But Mr Bullick said he wanted George Osborne to go further by seizing the opportunity to give cities outside London and Scotland more money-raising freedom.
Mr Osborne announced plans for an HS3 rail scheme, strengthening rail links between northern cities, along with improvements to the A66 and the A69.
He also said he was “more than doubling” the business rate relief, by increasing the threshold from £6,000 to £15,000 and from £18,000 to £51,000 for the higher rate. The Chancellor said 600,000 small businesses would pay no business rates at all from next year as a result.
Mr Bullick said: “The Chancellor’s announcement on HS3 is to be welcomed. It’s only right that the North East economy should have the same chance to boom through high-speed rail as the rest of the country.
“With extra connectivity between the northern cities, we have real opportunity to get the whole of the north working together to achieve the aims of the Northern Powerhouse.
“Not only that, but Newcastle will further benefit from tourism as visitors will have the ability to reach us quicker for a day-trip or a weekend break in the city, while the workforces of northern cities will enjoy much greater fluidity of movement. Improvements to the A66 and the A69 road network will also lead to similar benefits.”
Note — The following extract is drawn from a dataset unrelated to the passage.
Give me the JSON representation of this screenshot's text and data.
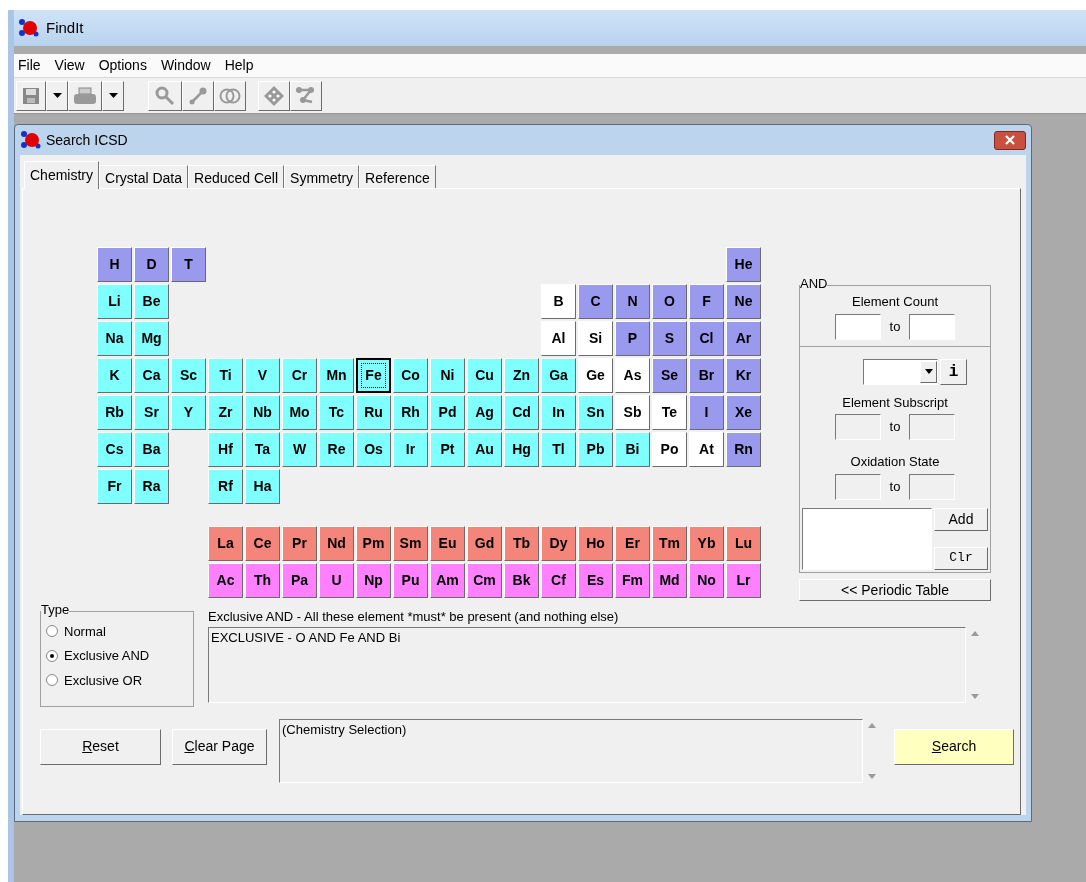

Mr Bullick also said business rate reductions for smaller businesses could lead to a boost for city centres. He said: “It’s great to see incentives which could help small businesses looking to start-up or to make the move from online only to physical premises in our town and city centres.”
He is now urging the Chancellor to put some real weight behind his promise of a Budget for the Northern Powerhouse by giving Newcastle, and other city centres outside London and Scotland, more money-raising power.
NE1, along with other BIDs across the country, wants the ability to launch a Property Owner BID. At the moment, funding for NE1 comes from property tenant members who invest a percentage of rateable values, but Mr Bullick says by bringing property owners on board, NE1 could double the amount it has to spend on city centre initiatives and improvements.
Mr Bullick added: “London already has this ability, so why shouldn’t we be able to seize the same opportunity to improve our own economy? Surely that is what the Northern Powerhouse is all about.”